## TASK DIRECTIONS
Write out each record exactly as it stands. No pictures belong in the copy.

## Web page and app entries
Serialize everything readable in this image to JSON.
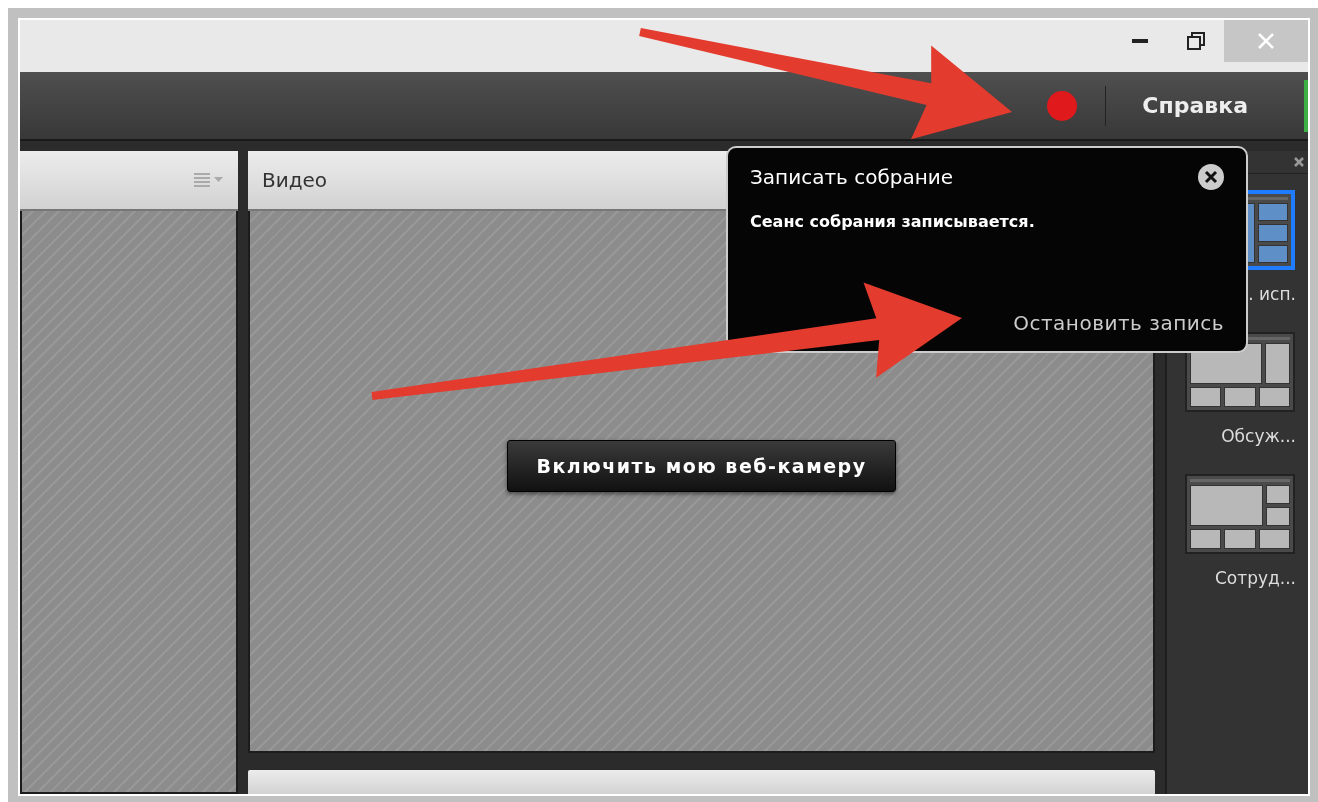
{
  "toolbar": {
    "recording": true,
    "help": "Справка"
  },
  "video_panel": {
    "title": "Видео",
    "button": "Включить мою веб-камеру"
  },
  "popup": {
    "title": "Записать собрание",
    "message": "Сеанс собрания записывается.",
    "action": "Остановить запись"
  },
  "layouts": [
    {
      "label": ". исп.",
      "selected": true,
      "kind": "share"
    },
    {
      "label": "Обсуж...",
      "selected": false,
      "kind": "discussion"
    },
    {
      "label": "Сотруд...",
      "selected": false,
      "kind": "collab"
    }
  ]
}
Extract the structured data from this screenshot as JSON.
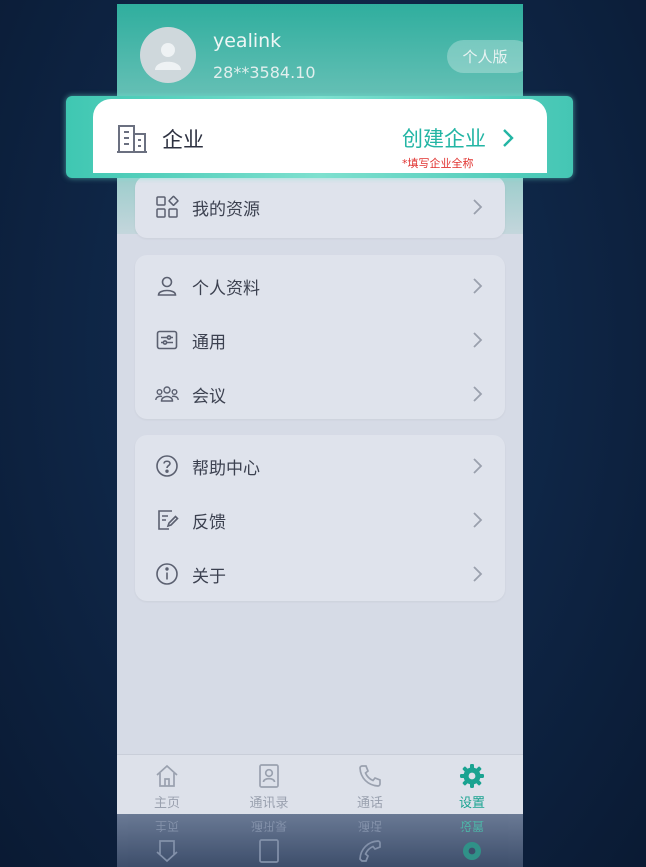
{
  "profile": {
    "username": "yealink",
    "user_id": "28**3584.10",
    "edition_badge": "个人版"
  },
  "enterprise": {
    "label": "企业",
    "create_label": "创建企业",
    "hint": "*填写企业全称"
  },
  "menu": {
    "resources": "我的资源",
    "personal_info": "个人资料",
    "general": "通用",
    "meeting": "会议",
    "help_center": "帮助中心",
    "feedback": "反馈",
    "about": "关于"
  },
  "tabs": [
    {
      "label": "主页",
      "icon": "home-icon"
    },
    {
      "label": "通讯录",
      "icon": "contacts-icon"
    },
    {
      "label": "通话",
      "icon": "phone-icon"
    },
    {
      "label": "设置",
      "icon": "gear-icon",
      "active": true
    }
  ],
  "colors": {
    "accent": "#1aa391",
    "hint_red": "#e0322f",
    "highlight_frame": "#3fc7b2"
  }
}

## YOUR SOLUTION
Serialize everything readable in this image to JSON.
{
  "toolbar": {
    "recording": true,
    "help": "Справка"
  },
  "video_panel": {
    "title": "Видео",
    "button": "Включить мою веб-камеру"
  },
  "popup": {
    "title": "Записать собрание",
    "message": "Сеанс собрания записывается.",
    "action": "Остановить запись"
  },
  "layouts": [
    {
      "label": ". исп.",
      "selected": true,
      "kind": "share"
    },
    {
      "label": "Обсуж...",
      "selected": false,
      "kind": "discussion"
    },
    {
      "label": "Сотруд...",
      "selected": false,
      "kind": "collab"
    }
  ]
}
Extract the structured data from this screenshot as JSON.
{
  "profile": {
    "username": "yealink",
    "user_id": "28**3584.10",
    "edition_badge": "个人版"
  },
  "enterprise": {
    "label": "企业",
    "create_label": "创建企业",
    "hint": "*填写企业全称"
  },
  "menu": {
    "resources": "我的资源",
    "personal_info": "个人资料",
    "general": "通用",
    "meeting": "会议",
    "help_center": "帮助中心",
    "feedback": "反馈",
    "about": "关于"
  },
  "tabs": [
    {
      "label": "主页",
      "icon": "home-icon"
    },
    {
      "label": "通讯录",
      "icon": "contacts-icon"
    },
    {
      "label": "通话",
      "icon": "phone-icon"
    },
    {
      "label": "设置",
      "icon": "gear-icon",
      "active": true
    }
  ],
  "colors": {
    "accent": "#1aa391",
    "hint_red": "#e0322f",
    "highlight_frame": "#3fc7b2"
  }
}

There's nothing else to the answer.